White Chocolate Fondant

Makes about 2 pounds

1 16 oz. bag of marshmallows (I have found that it doesn't matter what size marshmallows they are)

1 TBSP. salted butter

1 TBSP. water

1 c. (175 g) Guittard Choc-au-Lait chips (other brands can be substituted in a pinch)

4 c. (455 g) powdered sugar, plus more as needed

shortening as needed

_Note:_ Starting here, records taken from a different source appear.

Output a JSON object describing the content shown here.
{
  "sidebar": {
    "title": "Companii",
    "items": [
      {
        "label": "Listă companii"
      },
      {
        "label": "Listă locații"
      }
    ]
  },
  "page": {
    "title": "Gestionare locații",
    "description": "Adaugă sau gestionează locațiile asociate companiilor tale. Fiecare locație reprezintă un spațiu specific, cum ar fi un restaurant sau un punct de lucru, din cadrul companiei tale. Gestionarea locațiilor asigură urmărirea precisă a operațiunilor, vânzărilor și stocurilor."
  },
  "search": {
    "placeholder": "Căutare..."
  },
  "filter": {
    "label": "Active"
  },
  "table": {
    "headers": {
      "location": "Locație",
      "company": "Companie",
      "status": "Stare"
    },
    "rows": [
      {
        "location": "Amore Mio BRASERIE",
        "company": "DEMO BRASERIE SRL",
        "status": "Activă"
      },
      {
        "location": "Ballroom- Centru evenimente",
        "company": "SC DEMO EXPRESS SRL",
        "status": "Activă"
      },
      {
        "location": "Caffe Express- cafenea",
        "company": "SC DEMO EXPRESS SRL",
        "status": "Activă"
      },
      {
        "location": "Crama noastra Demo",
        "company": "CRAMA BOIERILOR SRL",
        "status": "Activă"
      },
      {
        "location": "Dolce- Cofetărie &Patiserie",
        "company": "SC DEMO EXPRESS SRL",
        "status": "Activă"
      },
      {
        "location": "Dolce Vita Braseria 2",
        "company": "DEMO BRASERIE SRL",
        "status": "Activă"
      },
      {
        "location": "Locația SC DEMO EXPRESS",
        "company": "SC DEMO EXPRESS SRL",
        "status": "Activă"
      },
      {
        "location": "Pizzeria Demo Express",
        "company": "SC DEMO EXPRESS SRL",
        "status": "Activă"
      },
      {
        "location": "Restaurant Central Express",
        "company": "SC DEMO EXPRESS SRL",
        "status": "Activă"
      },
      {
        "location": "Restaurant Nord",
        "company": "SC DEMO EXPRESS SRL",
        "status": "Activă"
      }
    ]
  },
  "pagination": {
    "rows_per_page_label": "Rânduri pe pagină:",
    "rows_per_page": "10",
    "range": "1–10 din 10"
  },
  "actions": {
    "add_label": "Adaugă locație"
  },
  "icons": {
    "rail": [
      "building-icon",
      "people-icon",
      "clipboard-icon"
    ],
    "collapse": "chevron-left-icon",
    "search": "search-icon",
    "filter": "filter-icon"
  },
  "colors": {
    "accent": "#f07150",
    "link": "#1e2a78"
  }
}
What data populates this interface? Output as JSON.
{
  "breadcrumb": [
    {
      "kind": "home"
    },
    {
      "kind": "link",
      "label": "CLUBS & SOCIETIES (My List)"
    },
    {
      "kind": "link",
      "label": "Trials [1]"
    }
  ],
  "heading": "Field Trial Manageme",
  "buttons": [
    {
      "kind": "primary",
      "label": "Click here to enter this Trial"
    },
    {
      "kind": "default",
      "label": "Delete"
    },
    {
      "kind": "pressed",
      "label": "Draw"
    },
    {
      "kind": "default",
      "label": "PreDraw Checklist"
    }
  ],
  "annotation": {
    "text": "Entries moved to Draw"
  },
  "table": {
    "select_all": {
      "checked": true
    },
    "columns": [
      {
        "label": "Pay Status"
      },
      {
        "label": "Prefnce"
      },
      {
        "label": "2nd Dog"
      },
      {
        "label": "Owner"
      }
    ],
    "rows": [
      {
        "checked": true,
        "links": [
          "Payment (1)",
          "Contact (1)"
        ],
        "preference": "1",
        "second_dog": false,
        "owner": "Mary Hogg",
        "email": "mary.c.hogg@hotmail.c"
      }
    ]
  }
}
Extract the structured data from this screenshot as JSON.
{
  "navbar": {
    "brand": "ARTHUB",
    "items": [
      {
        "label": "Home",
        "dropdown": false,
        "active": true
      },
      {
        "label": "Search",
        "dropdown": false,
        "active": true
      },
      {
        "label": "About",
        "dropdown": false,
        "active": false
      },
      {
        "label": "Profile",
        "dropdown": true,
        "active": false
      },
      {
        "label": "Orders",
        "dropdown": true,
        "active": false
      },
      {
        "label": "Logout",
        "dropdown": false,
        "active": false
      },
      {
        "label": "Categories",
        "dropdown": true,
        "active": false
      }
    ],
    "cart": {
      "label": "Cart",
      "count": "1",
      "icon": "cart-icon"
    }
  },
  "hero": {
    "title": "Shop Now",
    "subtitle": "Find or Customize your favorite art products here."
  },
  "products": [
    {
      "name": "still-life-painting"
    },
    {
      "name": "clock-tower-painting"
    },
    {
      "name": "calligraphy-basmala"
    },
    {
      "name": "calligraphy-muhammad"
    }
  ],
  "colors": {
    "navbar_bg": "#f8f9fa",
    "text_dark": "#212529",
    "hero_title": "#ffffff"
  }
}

In a large bowl, melt the marshmallows in the microwave in 30 second intervals, stirring between bursts until completely smooth. Be careful not to overheat. Add butter, chips, then drizzle the water around the perimeter of the marshmallows to help loosen them from the sides of the bowl, stir with a spatula until chips are melted and mixture is smooth. Mix in powdered sugar, one cup at a time, using your well-greased hands to knead in the final two cups. Feel free to add a little more powdered sugar or shortening if mixture is too sticky. Knead until fondant forms a smooth ball, then coat with shortening and wrap tightly in plastic wrap and store in an air-tight container or zip-top storage bag. Because the white chocolate retains heat, the fondant needs to cool for at least three hours before using; overnight is best. It will stiffen as it cools.